(Given records begins)

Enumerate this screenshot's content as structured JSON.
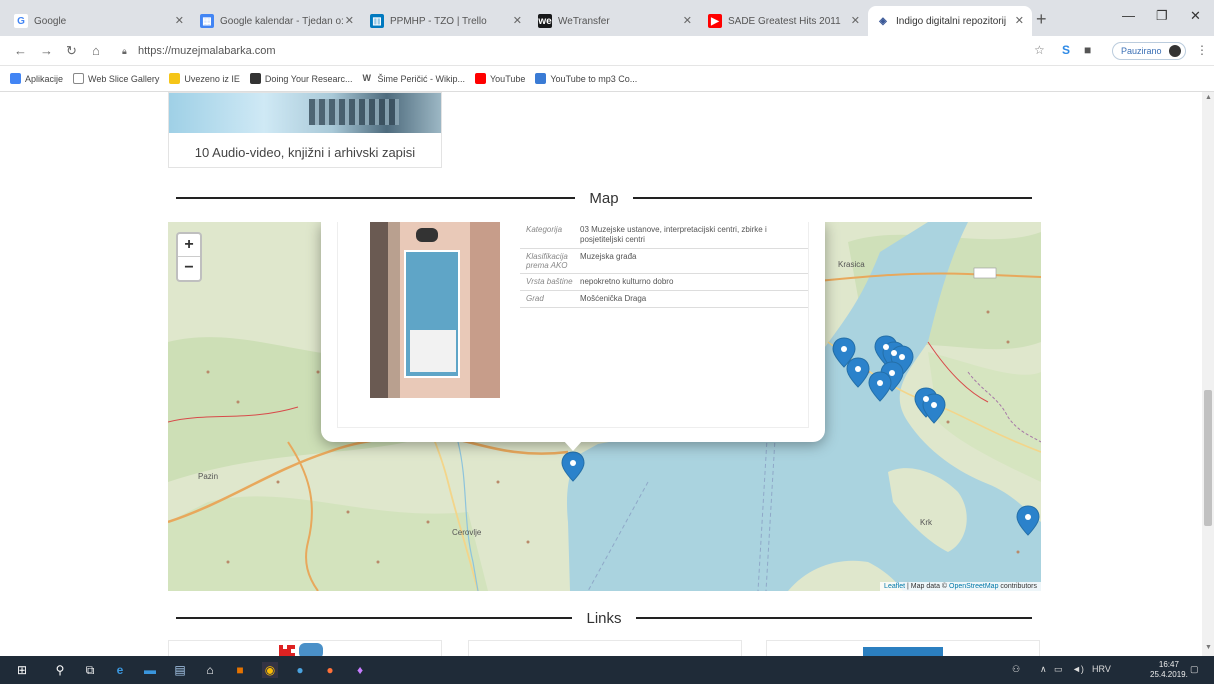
{
  "browser": {
    "tabs": [
      {
        "title": "Google",
        "favicon": "google-icon",
        "color": "#ffffff"
      },
      {
        "title": "Google kalendar - Tjedan o:",
        "favicon": "calendar-icon",
        "color": "#4285f4"
      },
      {
        "title": "PPMHP - TZO | Trello",
        "favicon": "trello-icon",
        "color": "#0079bf"
      },
      {
        "title": "WeTransfer",
        "favicon": "wetransfer-icon",
        "color": "#17181a"
      },
      {
        "title": "SADE Greatest Hits 2011",
        "favicon": "youtube-icon",
        "color": "#ff0000"
      },
      {
        "title": "Indigo digitalni repozitorij",
        "favicon": "indigo-icon",
        "color": "#ffffff"
      }
    ],
    "url": "https://muzejmalabarka.com",
    "profile_label": "Pauzirano",
    "bookmarks": [
      {
        "label": "Aplikacije",
        "color": "#4285f4"
      },
      {
        "label": "Web Slice Gallery",
        "color": "#888888"
      },
      {
        "label": "Uvezeno iz IE",
        "color": "#f5c518"
      },
      {
        "label": "Doing Your Researc...",
        "color": "#333333"
      },
      {
        "label": "Šime Peričić - Wikip...",
        "color": "#555555"
      },
      {
        "label": "YouTube",
        "color": "#ff0000"
      },
      {
        "label": "YouTube to mp3 Co...",
        "color": "#3a7bd5"
      }
    ]
  },
  "page": {
    "top_card_caption": "10 Audio-video, knjižni i arhivski zapisi",
    "map_section_title": "Map",
    "links_section_title": "Links",
    "map": {
      "zoom_in": "+",
      "zoom_out": "−",
      "place_labels": [
        "Krasica",
        "Pazin",
        "Cerovlje",
        "Krk"
      ],
      "attribution_leaflet": "Leaflet",
      "attribution_text": "| Map data ©",
      "attribution_osm": "OpenStreetMap",
      "attribution_suffix": "contributors",
      "popup": {
        "rows": [
          {
            "key": "Kategorija",
            "value": "03 Muzejske ustanove, interpretacijski centri, zbirke i posjetiteljski centri"
          },
          {
            "key": "Klasifikacija prema AKO",
            "value": "Muzejska građa"
          },
          {
            "key": "Vrsta baštine",
            "value": "nepokretno kulturno dobro"
          },
          {
            "key": "Grad",
            "value": "Mošćenička Draga"
          }
        ]
      }
    }
  },
  "taskbar": {
    "lang": "HRV",
    "time": "16:47",
    "date": "25.4.2019."
  }
}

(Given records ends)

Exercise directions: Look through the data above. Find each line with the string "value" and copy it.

Response:
            "value": "03 Muzejske ustanove, interpretacijski centri, zbirke i posjetiteljski centri"
            "value": "Muzejska građa"
            "value": "nepokretno kulturno dobro"
            "value": "Mošćenička Draga"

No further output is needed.